── Data shown
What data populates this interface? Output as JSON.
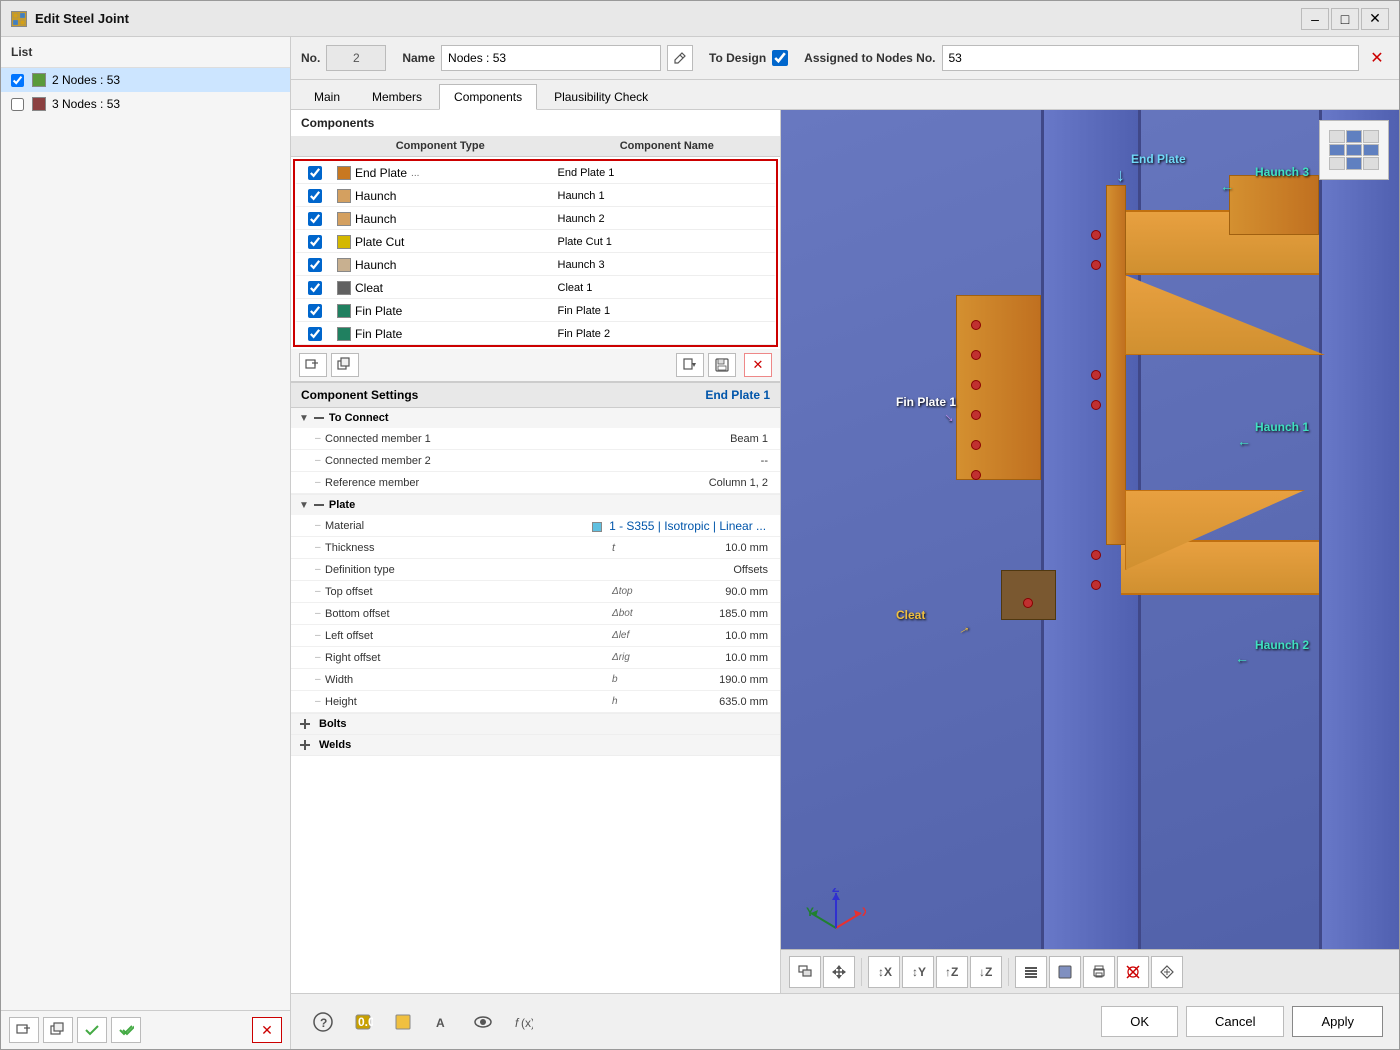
{
  "window": {
    "title": "Edit Steel Joint",
    "minimize_label": "–",
    "maximize_label": "□",
    "close_label": "✕"
  },
  "header": {
    "no_label": "No.",
    "no_value": "2",
    "name_label": "Name",
    "name_value": "Nodes : 53",
    "to_design_label": "To Design",
    "assigned_label": "Assigned to Nodes No.",
    "assigned_value": "53"
  },
  "tabs": [
    {
      "label": "Main",
      "active": false
    },
    {
      "label": "Members",
      "active": false
    },
    {
      "label": "Components",
      "active": true
    },
    {
      "label": "Plausibility Check",
      "active": false
    }
  ],
  "left_panel": {
    "header": "List",
    "nodes": [
      {
        "id": 2,
        "label": "2 Nodes : 53",
        "color": "#5a9a3a",
        "selected": true
      },
      {
        "id": 3,
        "label": "3 Nodes : 53",
        "color": "#8b4040",
        "selected": false
      }
    ]
  },
  "components_section": {
    "header": "Components",
    "col_type": "Component Type",
    "col_name": "Component Name",
    "rows": [
      {
        "checked": true,
        "color": "#c87820",
        "type": "End Plate",
        "has_dots": true,
        "name": "End Plate 1",
        "selected": true
      },
      {
        "checked": true,
        "color": "#d4a060",
        "type": "Haunch",
        "has_dots": false,
        "name": "Haunch 1",
        "selected": false
      },
      {
        "checked": true,
        "color": "#d4a060",
        "type": "Haunch",
        "has_dots": false,
        "name": "Haunch 2",
        "selected": false
      },
      {
        "checked": true,
        "color": "#d4b800",
        "type": "Plate Cut",
        "has_dots": false,
        "name": "Plate Cut 1",
        "selected": false
      },
      {
        "checked": true,
        "color": "#c8b090",
        "type": "Haunch",
        "has_dots": false,
        "name": "Haunch 3",
        "selected": false
      },
      {
        "checked": true,
        "color": "#606060",
        "type": "Cleat",
        "has_dots": false,
        "name": "Cleat 1",
        "selected": false
      },
      {
        "checked": true,
        "color": "#208060",
        "type": "Fin Plate",
        "has_dots": false,
        "name": "Fin Plate 1",
        "selected": false
      },
      {
        "checked": true,
        "color": "#208060",
        "type": "Fin Plate",
        "has_dots": false,
        "name": "Fin Plate 2",
        "selected": false
      }
    ],
    "toolbar": {
      "add_icon": "⬅",
      "duplicate_icon": "⬅",
      "import_icon": "⤵",
      "save_icon": "💾",
      "delete_icon": "✕"
    }
  },
  "settings": {
    "header": "Component Settings",
    "component_name": "End Plate 1",
    "groups": [
      {
        "label": "To Connect",
        "expanded": true,
        "rows": [
          {
            "dash": "–",
            "label": "Connected member 1",
            "symbol": "",
            "value": "Beam 1"
          },
          {
            "dash": "–",
            "label": "Connected member 2",
            "symbol": "",
            "value": "--"
          },
          {
            "dash": "–",
            "label": "Reference member",
            "symbol": "",
            "value": "Column 1, 2"
          }
        ]
      },
      {
        "label": "Plate",
        "expanded": true,
        "rows": [
          {
            "dash": "–",
            "label": "Material",
            "symbol": "",
            "value": "1 - S355 | Isotropic | Linear ...",
            "is_link": true
          },
          {
            "dash": "–",
            "label": "Thickness",
            "symbol": "t",
            "value": "10.0  mm"
          },
          {
            "dash": "–",
            "label": "Definition type",
            "symbol": "",
            "value": "Offsets"
          },
          {
            "dash": "–",
            "label": "Top offset",
            "symbol": "Δtop",
            "value": "90.0  mm"
          },
          {
            "dash": "–",
            "label": "Bottom offset",
            "symbol": "Δbot",
            "value": "185.0  mm"
          },
          {
            "dash": "–",
            "label": "Left offset",
            "symbol": "Δlef",
            "value": "10.0  mm"
          },
          {
            "dash": "–",
            "label": "Right offset",
            "symbol": "Δrig",
            "value": "10.0  mm"
          },
          {
            "dash": "–",
            "label": "Width",
            "symbol": "b",
            "value": "190.0  mm"
          },
          {
            "dash": "–",
            "label": "Height",
            "symbol": "h",
            "value": "635.0  mm"
          }
        ]
      },
      {
        "label": "Bolts",
        "expanded": false,
        "rows": []
      },
      {
        "label": "Welds",
        "expanded": false,
        "rows": []
      }
    ]
  },
  "view_3d": {
    "labels": {
      "end_plate": "End Plate",
      "haunch3": "Haunch 3",
      "fin_plate1": "Fin Plate 1",
      "haunch1": "Haunch 1",
      "cleat": "Cleat",
      "haunch2": "Haunch 2"
    }
  },
  "bottom_bar": {
    "ok_label": "OK",
    "cancel_label": "Cancel",
    "apply_label": "Apply"
  },
  "toolbar_3d": {
    "buttons": [
      "⊕",
      "↕",
      "←",
      "→↑",
      "↑↓",
      "↑Z",
      "↓Z",
      "◧",
      "⬜",
      "🖨",
      "✕✕",
      "↗"
    ]
  }
}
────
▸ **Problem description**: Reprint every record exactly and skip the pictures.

▸ **Answer for the task**:
What data populates this interface? Output as JSON.
{
  "window": {
    "title": "Edit Steel Joint",
    "minimize_label": "–",
    "maximize_label": "□",
    "close_label": "✕"
  },
  "header": {
    "no_label": "No.",
    "no_value": "2",
    "name_label": "Name",
    "name_value": "Nodes : 53",
    "to_design_label": "To Design",
    "assigned_label": "Assigned to Nodes No.",
    "assigned_value": "53"
  },
  "tabs": [
    {
      "label": "Main",
      "active": false
    },
    {
      "label": "Members",
      "active": false
    },
    {
      "label": "Components",
      "active": true
    },
    {
      "label": "Plausibility Check",
      "active": false
    }
  ],
  "left_panel": {
    "header": "List",
    "nodes": [
      {
        "id": 2,
        "label": "2 Nodes : 53",
        "color": "#5a9a3a",
        "selected": true
      },
      {
        "id": 3,
        "label": "3 Nodes : 53",
        "color": "#8b4040",
        "selected": false
      }
    ]
  },
  "components_section": {
    "header": "Components",
    "col_type": "Component Type",
    "col_name": "Component Name",
    "rows": [
      {
        "checked": true,
        "color": "#c87820",
        "type": "End Plate",
        "has_dots": true,
        "name": "End Plate 1",
        "selected": true
      },
      {
        "checked": true,
        "color": "#d4a060",
        "type": "Haunch",
        "has_dots": false,
        "name": "Haunch 1",
        "selected": false
      },
      {
        "checked": true,
        "color": "#d4a060",
        "type": "Haunch",
        "has_dots": false,
        "name": "Haunch 2",
        "selected": false
      },
      {
        "checked": true,
        "color": "#d4b800",
        "type": "Plate Cut",
        "has_dots": false,
        "name": "Plate Cut 1",
        "selected": false
      },
      {
        "checked": true,
        "color": "#c8b090",
        "type": "Haunch",
        "has_dots": false,
        "name": "Haunch 3",
        "selected": false
      },
      {
        "checked": true,
        "color": "#606060",
        "type": "Cleat",
        "has_dots": false,
        "name": "Cleat 1",
        "selected": false
      },
      {
        "checked": true,
        "color": "#208060",
        "type": "Fin Plate",
        "has_dots": false,
        "name": "Fin Plate 1",
        "selected": false
      },
      {
        "checked": true,
        "color": "#208060",
        "type": "Fin Plate",
        "has_dots": false,
        "name": "Fin Plate 2",
        "selected": false
      }
    ],
    "toolbar": {
      "add_icon": "⬅",
      "duplicate_icon": "⬅",
      "import_icon": "⤵",
      "save_icon": "💾",
      "delete_icon": "✕"
    }
  },
  "settings": {
    "header": "Component Settings",
    "component_name": "End Plate 1",
    "groups": [
      {
        "label": "To Connect",
        "expanded": true,
        "rows": [
          {
            "dash": "–",
            "label": "Connected member 1",
            "symbol": "",
            "value": "Beam 1"
          },
          {
            "dash": "–",
            "label": "Connected member 2",
            "symbol": "",
            "value": "--"
          },
          {
            "dash": "–",
            "label": "Reference member",
            "symbol": "",
            "value": "Column 1, 2"
          }
        ]
      },
      {
        "label": "Plate",
        "expanded": true,
        "rows": [
          {
            "dash": "–",
            "label": "Material",
            "symbol": "",
            "value": "1 - S355 | Isotropic | Linear ...",
            "is_link": true
          },
          {
            "dash": "–",
            "label": "Thickness",
            "symbol": "t",
            "value": "10.0  mm"
          },
          {
            "dash": "–",
            "label": "Definition type",
            "symbol": "",
            "value": "Offsets"
          },
          {
            "dash": "–",
            "label": "Top offset",
            "symbol": "Δtop",
            "value": "90.0  mm"
          },
          {
            "dash": "–",
            "label": "Bottom offset",
            "symbol": "Δbot",
            "value": "185.0  mm"
          },
          {
            "dash": "–",
            "label": "Left offset",
            "symbol": "Δlef",
            "value": "10.0  mm"
          },
          {
            "dash": "–",
            "label": "Right offset",
            "symbol": "Δrig",
            "value": "10.0  mm"
          },
          {
            "dash": "–",
            "label": "Width",
            "symbol": "b",
            "value": "190.0  mm"
          },
          {
            "dash": "–",
            "label": "Height",
            "symbol": "h",
            "value": "635.0  mm"
          }
        ]
      },
      {
        "label": "Bolts",
        "expanded": false,
        "rows": []
      },
      {
        "label": "Welds",
        "expanded": false,
        "rows": []
      }
    ]
  },
  "view_3d": {
    "labels": {
      "end_plate": "End Plate",
      "haunch3": "Haunch 3",
      "fin_plate1": "Fin Plate 1",
      "haunch1": "Haunch 1",
      "cleat": "Cleat",
      "haunch2": "Haunch 2"
    }
  },
  "bottom_bar": {
    "ok_label": "OK",
    "cancel_label": "Cancel",
    "apply_label": "Apply"
  },
  "toolbar_3d": {
    "buttons": [
      "⊕",
      "↕",
      "←",
      "→↑",
      "↑↓",
      "↑Z",
      "↓Z",
      "◧",
      "⬜",
      "🖨",
      "✕✕",
      "↗"
    ]
  }
}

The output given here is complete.